Aspirin was developed for relieving pain, inflammation and fever. But for over thirty years people have been using a low-dose daily aspirin to prevent heart attacks and some kinds of strokes. That’s a good idea for some people—but not for everyone.
There are two schools of thought about just who should take aspirin as a way to prevent cardiovascular problems. Read on to learn more and see where you fit.
And the take away in case you don’t have time to read further? Even if it seems right for you, aspirin is a drug, so talk to your doctor before you begin.
Aspirin thins blood and keeps it from clotting. It can prevent the blood clots that can block the flow of blood to the heart or brain—the clots that cause heart attack or stroke.
But aspirin can also cause bleeding, leading to problems in the stomach or brain.

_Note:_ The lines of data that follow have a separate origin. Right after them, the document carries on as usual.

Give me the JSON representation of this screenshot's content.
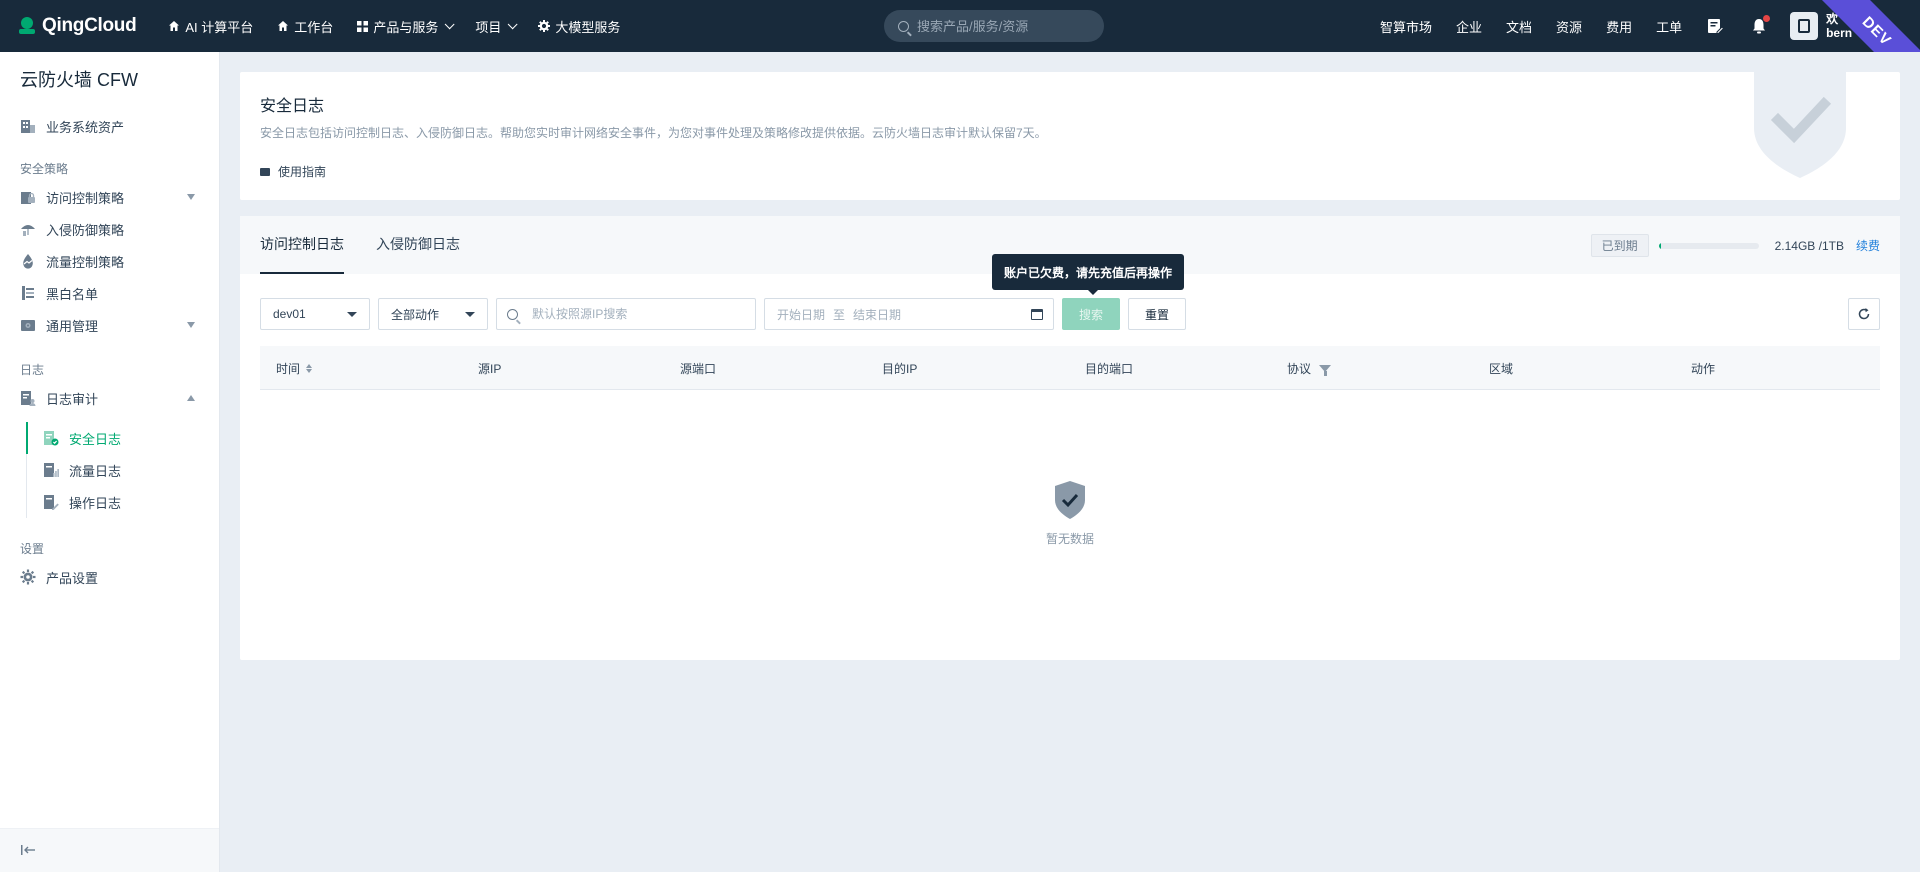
{
  "topbar": {
    "brand": "QingCloud",
    "nav": [
      {
        "icon": "house-icon",
        "label": "AI 计算平台"
      },
      {
        "icon": "house-icon",
        "label": "工作台"
      },
      {
        "icon": "grid-icon",
        "label": "产品与服务"
      },
      {
        "icon": "",
        "label": "项目"
      },
      {
        "icon": "gear-icon",
        "label": "大模型服务"
      }
    ],
    "search_placeholder": "搜索产品/服务/资源",
    "right_links": [
      "智算市场",
      "企业",
      "文档",
      "资源",
      "费用",
      "工单"
    ],
    "user_line1": "欢",
    "user_line2": "bern",
    "env_badge": "DEV"
  },
  "sidebar": {
    "title": "云防火墙 CFW",
    "assets_item": "业务系统资产",
    "group_security": "安全策略",
    "security_items": [
      "访问控制策略",
      "入侵防御策略",
      "流量控制策略",
      "黑白名单",
      "通用管理"
    ],
    "group_log": "日志",
    "log_audit": "日志审计",
    "log_sub": [
      "安全日志",
      "流量日志",
      "操作日志"
    ],
    "group_settings": "设置",
    "settings_item": "产品设置"
  },
  "intro": {
    "title": "安全日志",
    "description": "安全日志包括访问控制日志、入侵防御日志。帮助您实时审计网络安全事件，为您对事件处理及策略修改提供依据。云防火墙日志审计默认保留7天。",
    "guide_label": "使用指南"
  },
  "tabs": [
    "访问控制日志",
    "入侵防御日志"
  ],
  "quota": {
    "status": "已到期",
    "usage_fraction": 0.0021,
    "text": "2.14GB /1TB",
    "renew": "续费"
  },
  "filters": {
    "device": "dev01",
    "action": "全部动作",
    "ip_placeholder": "默认按照源IP搜索",
    "date_start": "开始日期",
    "date_sep": "至",
    "date_end": "结束日期",
    "search": "搜索",
    "reset": "重置",
    "tooltip": "账户已欠费，请先充值后再操作"
  },
  "table": {
    "columns": [
      "时间",
      "源IP",
      "源端口",
      "目的IP",
      "目的端口",
      "协议",
      "区域",
      "动作"
    ],
    "empty_text": "暂无数据"
  },
  "colors": {
    "brand_green": "#00a971",
    "topbar_bg": "#182a3b",
    "dev_purple": "#5a4fd8"
  }
}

A brain or gut bleed can be life-threatening.
Aspirin is also risky if you’re pregnant or have uncontrolled high blood pressure, stomach ulcers, liver or kidney disease or asthma. It can also interact with other medications. Some people shouldn’t take it at all or need different doses.
So the trick is to figure out if the benefit of daily prophylactic (preventive) aspirin is greater than the risk for each individual.

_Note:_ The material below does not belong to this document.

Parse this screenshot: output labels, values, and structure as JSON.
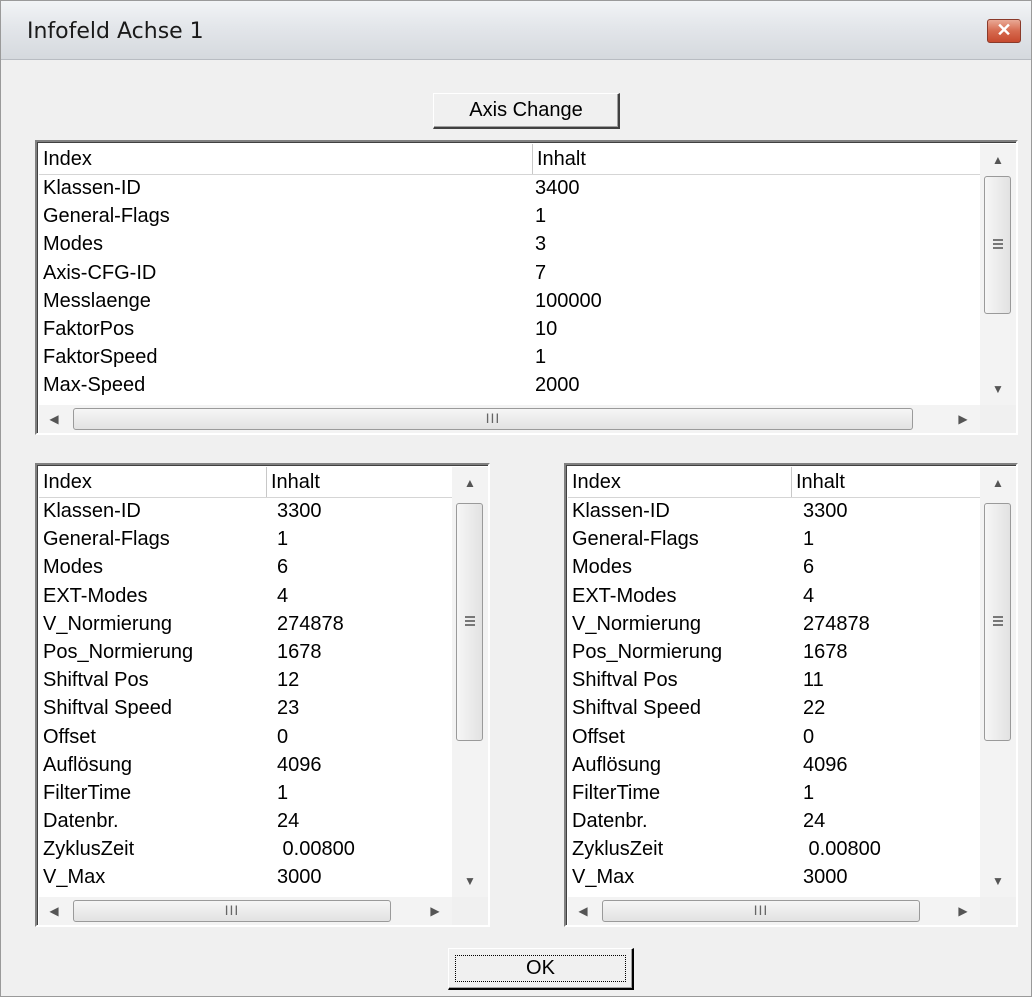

A recommendation from the Food and Drug Administration says only one group clearly benefits from taking aspirin this way:
The American Heart Association agrees with this and adds to the list:
The U.S. Preventive Services Task Force found:
The usual recommended dose is 81 mg (a baby aspirin) to 325 mg (a regular strength tablet). You should visit with your health care professional if you should take aspirin and what amount is right for you.
If you’ve been taking aspirin this way and want to stop, don’t do it suddenly. Talk to your doctor about gradually reducing it. Stopping all at once can actually increase the risk of clots.